by Dennis Goza
Istanbul comes to me in the fog—
not the real fog, you may say, not the real
Istanbul, but a pastiche of Babylon and Oz
where vending machines confer fresh adjectives for diaries.

Upon the brume and spume drooping before my eyes
in the soft intervals between appointments and accidents
my brain cachets the domed and spired skyline
crisp as coffee, yet winnowy as a fakir
trailing his shroud in an alley before dawn.

The Istanbul that comes to me
in the Byzantine fog is not the city
in a snow globe, but the one on the postcard
she never promised nor intended to send
when she brought Istanbul to me briefly

that night when the world wrapped the fog
around itself rather than us, and nothing was real
but her hair drawing possibilities on our skin
the candle wringing history
out of amnesiac surfaces
the surf at a safe distance blowing kisses to the moon.

She surely peeled away the memory long ago—
stubbed the magic and ground it into earth
with the shards of Troy. She must see me, if at all,
as a Karagoz* capering behind a screen.

And it could not have been otherwise: ice cream
never unmelts itself. But how unfair
that I have unreal minarets finger-painted
on candlewax fog, and she has the real city—
perhaps too real—where perhaps she dreams
of exotic Tupelo or Des Moines.

* A character in Turkish shadow theatre

A multiple award-winning poet, playwright and songwriter,
has written more than a dozen plays for the San Francisco
International Fringe Festival, the theatre company he co-founded in
1992, and has composed the music for many of the productions.

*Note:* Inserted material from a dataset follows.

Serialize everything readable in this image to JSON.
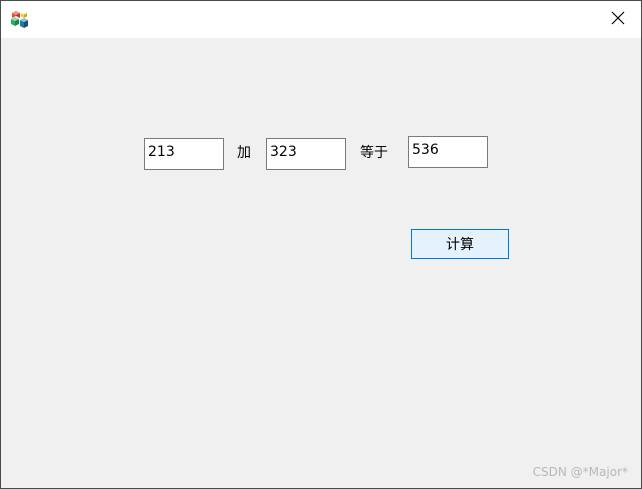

His
plays have also been produced at festivals in Chicago, San Diego,
Los Angeles and the Triangle in North Carolina. As a songwriter, he
has been featured on Comedy Radio 101 and The Dr. Demento
Show. His poetry has been published in Clockhouse Literary Journal,
and he has published a volume of poems, Tortoise Dances.